Simon Ward reviews Tomorrow May Be My Last at The Union Theatre
This show – described as a ‘music-driven play’ – is not for the faint-hearted. It is a loud, sweaty romp though the all-too-brief life of its inspiration and its star – Janis Joplin – lovingly brought to life by the writer, actor and singer Collette Cooper, who also co-directed with Niall Phillips. But if you succumb to its charms, as I did, you will be wishing it was longer than its 85 minute running time.
To say that Cooper embodies Janis would be an understatement – she is possessed by her, and through her passionate, powerful performance we are brought as close as it is possible to get to an intimate, intense evening with our heroine. Be warned – there is audience participation and it is not really optional, especially in such a small space. But the passion and sincerity is so overwhelming that you barely notice. You will feel that you really are there, at a vague Woodstock-like gig, although perhaps more of a warm-up night in a small club, listening to the highs and lows of Joplin’s journey from small-town misfit to international star.
The scene is set as we enter by the band (the superb TSP Collective) and very good supporting cast in flower-power mode, serenading us with 60s classics like Blowin’ In the Wind and San Francisco (Be Sure to Wear Flowers in Your Hair), so we can be in no doubt what era we have found ourselves in.
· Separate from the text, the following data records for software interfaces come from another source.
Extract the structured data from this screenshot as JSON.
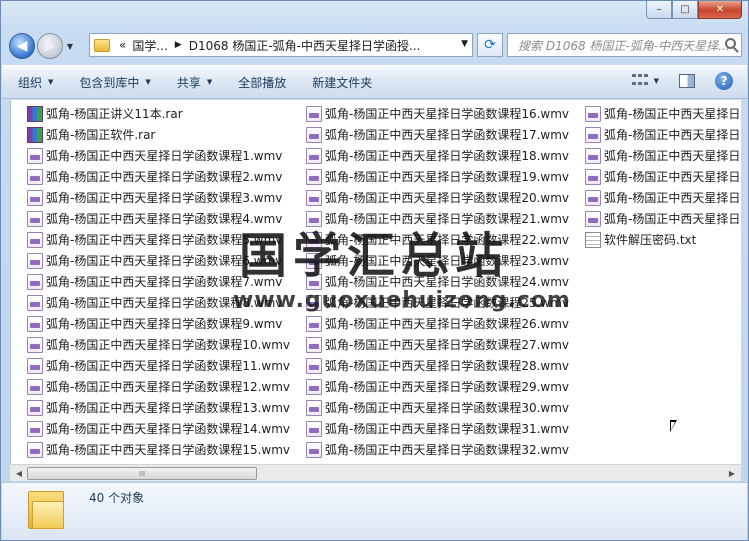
{
  "window": {
    "caption": {
      "minimize": "–",
      "maximize": "□",
      "close": "✕"
    }
  },
  "nav": {
    "back_glyph": "◀",
    "forward_glyph": "▶",
    "crumb_overflow": "«",
    "crumbs": [
      "国学...",
      "D1068 杨国正-弧角-中西天星择日学函授..."
    ],
    "search_placeholder": "搜索 D1068 杨国正-弧角-中西天星择..."
  },
  "toolbar": {
    "organize": "组织",
    "include_in_library": "包含到库中",
    "share": "共享",
    "play_all": "全部播放",
    "new_folder": "新建文件夹",
    "help": "?"
  },
  "files": {
    "col1": [
      {
        "name": "弧角-杨国正讲义11本.rar",
        "icon": "rar-icon"
      },
      {
        "name": "弧角-杨国正软件.rar",
        "icon": "rar-icon"
      },
      {
        "name": "弧角-杨国正中西天星择日学函数课程1.wmv",
        "icon": "wmv-icon"
      },
      {
        "name": "弧角-杨国正中西天星择日学函数课程2.wmv",
        "icon": "wmv-icon"
      },
      {
        "name": "弧角-杨国正中西天星择日学函数课程3.wmv",
        "icon": "wmv-icon"
      },
      {
        "name": "弧角-杨国正中西天星择日学函数课程4.wmv",
        "icon": "wmv-icon"
      },
      {
        "name": "弧角-杨国正中西天星择日学函数课程5.wmv",
        "icon": "wmv-icon"
      },
      {
        "name": "弧角-杨国正中西天星择日学函数课程6.wmv",
        "icon": "wmv-icon"
      },
      {
        "name": "弧角-杨国正中西天星择日学函数课程7.wmv",
        "icon": "wmv-icon"
      },
      {
        "name": "弧角-杨国正中西天星择日学函数课程8.wmv",
        "icon": "wmv-icon"
      },
      {
        "name": "弧角-杨国正中西天星择日学函数课程9.wmv",
        "icon": "wmv-icon"
      },
      {
        "name": "弧角-杨国正中西天星择日学函数课程10.wmv",
        "icon": "wmv-icon"
      },
      {
        "name": "弧角-杨国正中西天星择日学函数课程11.wmv",
        "icon": "wmv-icon"
      },
      {
        "name": "弧角-杨国正中西天星择日学函数课程12.wmv",
        "icon": "wmv-icon"
      },
      {
        "name": "弧角-杨国正中西天星择日学函数课程13.wmv",
        "icon": "wmv-icon"
      },
      {
        "name": "弧角-杨国正中西天星择日学函数课程14.wmv",
        "icon": "wmv-icon"
      },
      {
        "name": "弧角-杨国正中西天星择日学函数课程15.wmv",
        "icon": "wmv-icon"
      }
    ],
    "col2": [
      {
        "name": "弧角-杨国正中西天星择日学函数课程16.wmv",
        "icon": "wmv-icon"
      },
      {
        "name": "弧角-杨国正中西天星择日学函数课程17.wmv",
        "icon": "wmv-icon"
      },
      {
        "name": "弧角-杨国正中西天星择日学函数课程18.wmv",
        "icon": "wmv-icon"
      },
      {
        "name": "弧角-杨国正中西天星择日学函数课程19.wmv",
        "icon": "wmv-icon"
      },
      {
        "name": "弧角-杨国正中西天星择日学函数课程20.wmv",
        "icon": "wmv-icon"
      },
      {
        "name": "弧角-杨国正中西天星择日学函数课程21.wmv",
        "icon": "wmv-icon"
      },
      {
        "name": "弧角-杨国正中西天星择日学函数课程22.wmv",
        "icon": "wmv-icon"
      },
      {
        "name": "弧角-杨国正中西天星择日学函数课程23.wmv",
        "icon": "wmv-icon"
      },
      {
        "name": "弧角-杨国正中西天星择日学函数课程24.wmv",
        "icon": "wmv-icon"
      },
      {
        "name": "弧角-杨国正中西天星择日学函数课程25.wmv",
        "icon": "wmv-icon"
      },
      {
        "name": "弧角-杨国正中西天星择日学函数课程26.wmv",
        "icon": "wmv-icon"
      },
      {
        "name": "弧角-杨国正中西天星择日学函数课程27.wmv",
        "icon": "wmv-icon"
      },
      {
        "name": "弧角-杨国正中西天星择日学函数课程28.wmv",
        "icon": "wmv-icon"
      },
      {
        "name": "弧角-杨国正中西天星择日学函数课程29.wmv",
        "icon": "wmv-icon"
      },
      {
        "name": "弧角-杨国正中西天星择日学函数课程30.wmv",
        "icon": "wmv-icon"
      },
      {
        "name": "弧角-杨国正中西天星择日学函数课程31.wmv",
        "icon": "wmv-icon"
      },
      {
        "name": "弧角-杨国正中西天星择日学函数课程32.wmv",
        "icon": "wmv-icon"
      }
    ],
    "col3": [
      {
        "name": "弧角-杨国正中西天星择日学",
        "icon": "wmv-icon"
      },
      {
        "name": "弧角-杨国正中西天星择日学",
        "icon": "wmv-icon"
      },
      {
        "name": "弧角-杨国正中西天星择日学",
        "icon": "wmv-icon"
      },
      {
        "name": "弧角-杨国正中西天星择日学",
        "icon": "wmv-icon"
      },
      {
        "name": "弧角-杨国正中西天星择日学",
        "icon": "wmv-icon"
      },
      {
        "name": "弧角-杨国正中西天星择日学",
        "icon": "wmv-icon"
      },
      {
        "name": "软件解压密码.txt",
        "icon": "txt-icon"
      }
    ]
  },
  "watermark": {
    "line1": "国学汇总站",
    "line2": "www.guoxuehuizong.com"
  },
  "scrollbar": {
    "left_arrow": "◀",
    "right_arrow": "▶",
    "grip": "III"
  },
  "status": {
    "count": "40 个对象"
  }
}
In homage to Joplin’s notoriously rackety reputation, Cooper lands on stage comically late, having been cued twice by the band, and pursued by an irate manager, and then proceeds to tear the house down with song after irresistible song. I confess to not being a Janis Joplin fan – I am more aware of her persona than her music – but that presented no obstacle to enjoying the music – each song was immediately catchy and immersive. I was also nervous at first that the sound may be too overwhelming, but the technical crew did a brilliant job of keeping it rocking but not deafening within the confines of the small space.
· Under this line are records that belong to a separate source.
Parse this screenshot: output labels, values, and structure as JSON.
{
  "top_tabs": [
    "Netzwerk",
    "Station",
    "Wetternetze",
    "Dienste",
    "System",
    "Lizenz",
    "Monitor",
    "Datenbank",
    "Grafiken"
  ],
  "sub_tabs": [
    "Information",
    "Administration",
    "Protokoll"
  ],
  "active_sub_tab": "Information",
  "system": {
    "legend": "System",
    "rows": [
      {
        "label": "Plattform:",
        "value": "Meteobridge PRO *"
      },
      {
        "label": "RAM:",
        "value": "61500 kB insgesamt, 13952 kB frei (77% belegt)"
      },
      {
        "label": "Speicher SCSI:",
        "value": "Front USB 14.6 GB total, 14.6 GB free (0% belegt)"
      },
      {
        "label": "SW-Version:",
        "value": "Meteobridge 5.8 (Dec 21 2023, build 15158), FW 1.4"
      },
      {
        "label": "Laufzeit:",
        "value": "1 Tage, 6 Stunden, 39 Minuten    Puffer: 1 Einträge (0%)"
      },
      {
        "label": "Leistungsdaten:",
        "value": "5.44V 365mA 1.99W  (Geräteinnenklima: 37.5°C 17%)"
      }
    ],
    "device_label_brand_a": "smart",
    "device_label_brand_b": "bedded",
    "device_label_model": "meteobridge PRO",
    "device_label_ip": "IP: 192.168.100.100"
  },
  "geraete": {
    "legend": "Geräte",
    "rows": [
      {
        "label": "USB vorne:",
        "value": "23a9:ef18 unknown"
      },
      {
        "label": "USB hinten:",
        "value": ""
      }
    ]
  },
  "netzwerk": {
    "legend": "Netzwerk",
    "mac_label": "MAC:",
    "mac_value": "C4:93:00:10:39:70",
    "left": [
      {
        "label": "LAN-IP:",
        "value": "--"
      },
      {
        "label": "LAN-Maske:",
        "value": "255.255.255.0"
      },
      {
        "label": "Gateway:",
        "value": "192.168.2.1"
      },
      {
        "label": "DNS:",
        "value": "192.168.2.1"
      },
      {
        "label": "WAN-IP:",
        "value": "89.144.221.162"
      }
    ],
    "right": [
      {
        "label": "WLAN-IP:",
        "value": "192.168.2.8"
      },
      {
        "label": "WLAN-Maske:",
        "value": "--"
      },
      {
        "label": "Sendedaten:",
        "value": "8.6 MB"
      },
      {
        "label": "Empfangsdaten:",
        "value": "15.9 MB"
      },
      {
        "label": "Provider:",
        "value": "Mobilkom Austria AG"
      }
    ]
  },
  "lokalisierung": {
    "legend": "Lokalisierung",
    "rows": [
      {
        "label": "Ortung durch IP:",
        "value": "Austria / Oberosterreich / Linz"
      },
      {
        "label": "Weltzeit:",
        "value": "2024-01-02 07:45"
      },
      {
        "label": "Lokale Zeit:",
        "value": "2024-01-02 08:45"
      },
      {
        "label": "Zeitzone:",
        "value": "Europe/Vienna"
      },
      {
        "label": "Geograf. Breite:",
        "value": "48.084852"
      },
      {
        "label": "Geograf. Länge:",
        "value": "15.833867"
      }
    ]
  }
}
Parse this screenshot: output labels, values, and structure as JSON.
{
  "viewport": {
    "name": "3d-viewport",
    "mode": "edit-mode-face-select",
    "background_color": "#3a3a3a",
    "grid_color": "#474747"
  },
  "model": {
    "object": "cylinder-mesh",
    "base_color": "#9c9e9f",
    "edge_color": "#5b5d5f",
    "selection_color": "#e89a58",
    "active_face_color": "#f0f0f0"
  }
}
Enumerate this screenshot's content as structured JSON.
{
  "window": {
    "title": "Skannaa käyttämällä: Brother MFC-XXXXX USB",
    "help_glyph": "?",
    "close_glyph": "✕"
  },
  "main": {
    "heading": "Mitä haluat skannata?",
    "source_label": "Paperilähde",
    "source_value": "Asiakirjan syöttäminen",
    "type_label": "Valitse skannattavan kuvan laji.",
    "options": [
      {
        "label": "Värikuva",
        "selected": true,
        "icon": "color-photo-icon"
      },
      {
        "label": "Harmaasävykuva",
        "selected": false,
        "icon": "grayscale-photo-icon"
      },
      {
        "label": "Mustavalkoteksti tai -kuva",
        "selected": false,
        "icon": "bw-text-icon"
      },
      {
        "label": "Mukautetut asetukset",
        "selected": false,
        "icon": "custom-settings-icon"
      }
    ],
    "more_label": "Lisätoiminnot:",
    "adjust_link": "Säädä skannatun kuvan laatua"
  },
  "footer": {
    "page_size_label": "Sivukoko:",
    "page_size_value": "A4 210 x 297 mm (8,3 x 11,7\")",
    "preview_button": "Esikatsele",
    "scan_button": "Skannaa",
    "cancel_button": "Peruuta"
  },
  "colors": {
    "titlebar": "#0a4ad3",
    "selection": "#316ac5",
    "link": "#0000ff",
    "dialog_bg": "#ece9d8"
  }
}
The evening consists of Cooper-as-Janis talking us through the rollercoaster ride of her life, from being bullied and a misfit growing up in Port Arthur, Texas, to finding fulfilment and acceptance among the misfits she finds in the hippy scene of California. But it is not all plain sailing, of course, as we know this will not end happily and there are intimations of setbacks and failed love affairs along the way. The show is not afraid to up-end our expectations with some jarring shifts of tone, which work to remind us of the tragedy at the heart of an otherwise upbeat and playful evening.
This is very clearly a labour of love for Collette Cooper – her passion shines through every minute. The show seems to have been put together on a shoestring, and is only running for a few nights, but it really deserves a wider audience which I hope it will get at some point. It is one of those nights where you leave the theatre glowing with joy – a wonderful way to get back to live theatre after the long hiatus we have all endured.
Tomorrow May Be My Last is playing at The Union Theatre, 204 Union Street, London SE1 0LX until Saturday 28th August.